Where does the string "Acceder" occur in the entries below? Copy every line where it does.

Entries from a dataset of interfaces:
=== Section Start ===

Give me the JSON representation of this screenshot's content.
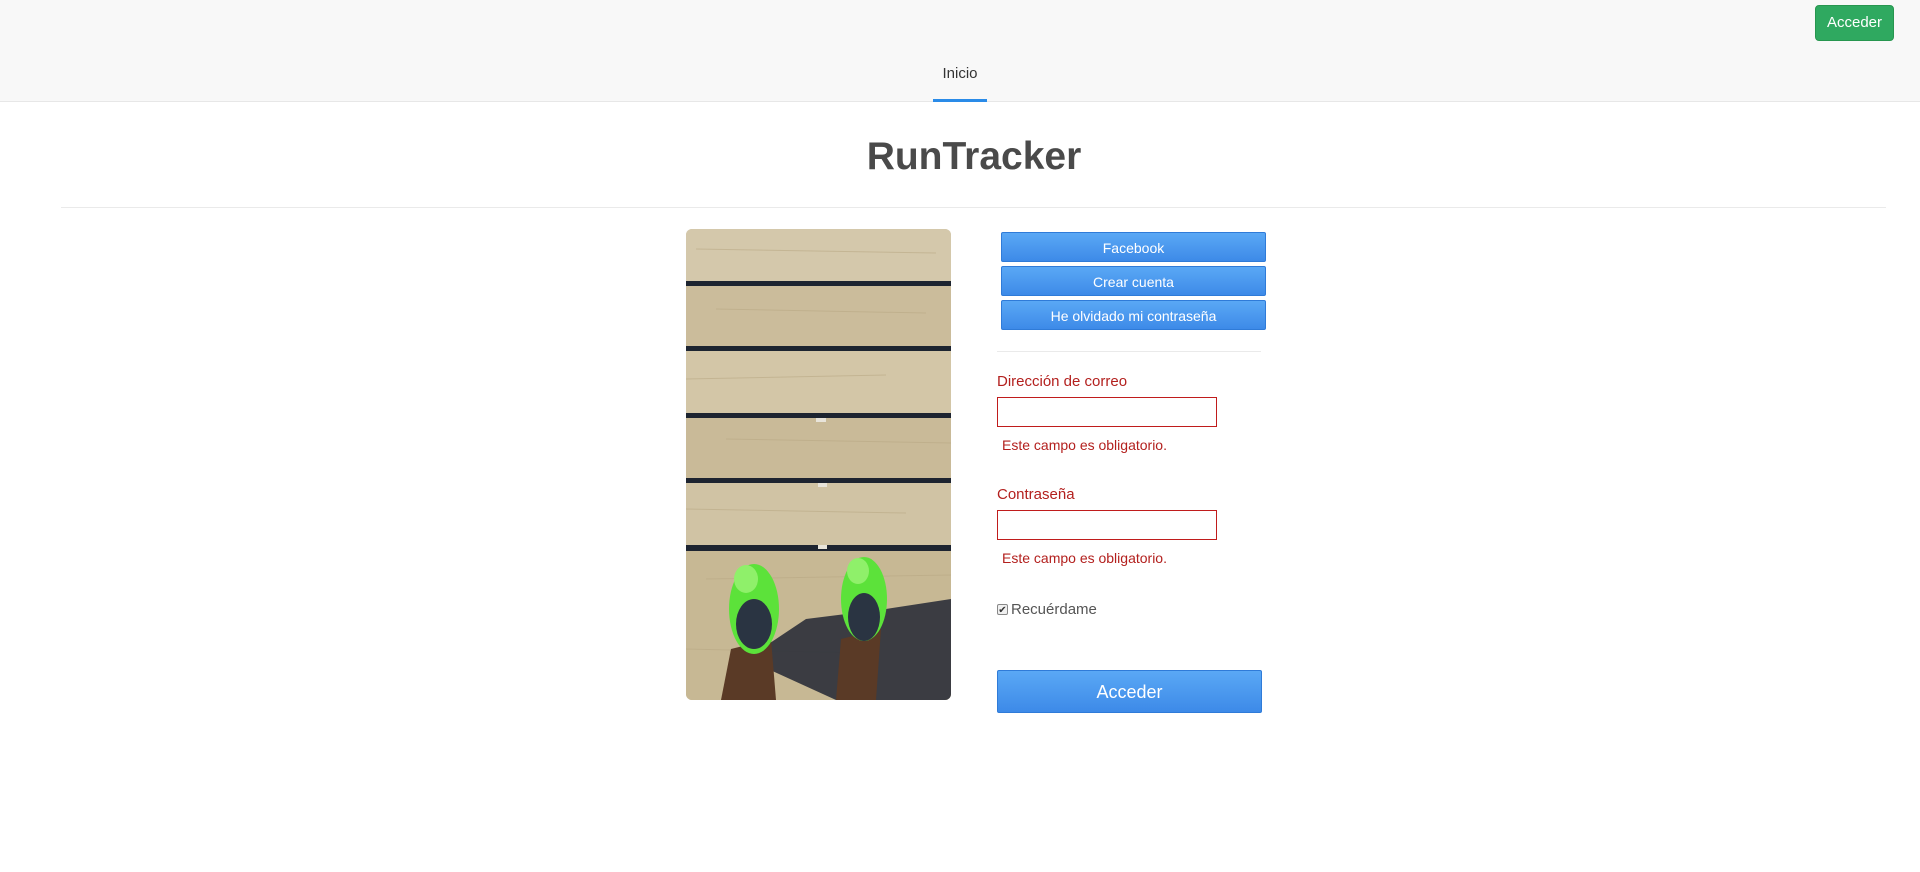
{
  "nav": {
    "login_label": "Acceder",
    "tabs": [
      {
        "label": "Inicio",
        "active": true
      }
    ],
    "accent_color": "#2a8be8",
    "login_color": "#2fa960"
  },
  "header": {
    "title": "RunTracker"
  },
  "hero_image": {
    "icon": "running-shoes-on-boardwalk-photo"
  },
  "social": {
    "facebook_label": "Facebook",
    "create_account_label": "Crear cuenta",
    "forgot_password_label": "He olvidado mi contraseña"
  },
  "form": {
    "email": {
      "label": "Dirección de correo",
      "value": "",
      "error": "Este campo es obligatorio."
    },
    "password": {
      "label": "Contraseña",
      "value": "",
      "error": "Este campo es obligatorio."
    },
    "remember": {
      "label": "Recuérdame",
      "checked": true
    },
    "submit_label": "Acceder",
    "error_color": "#b3201e",
    "button_color": "#4a9aef"
  }
}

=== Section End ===

• **Final answer**:
    "login_label": "Acceder",
    "submit_label": "Acceder",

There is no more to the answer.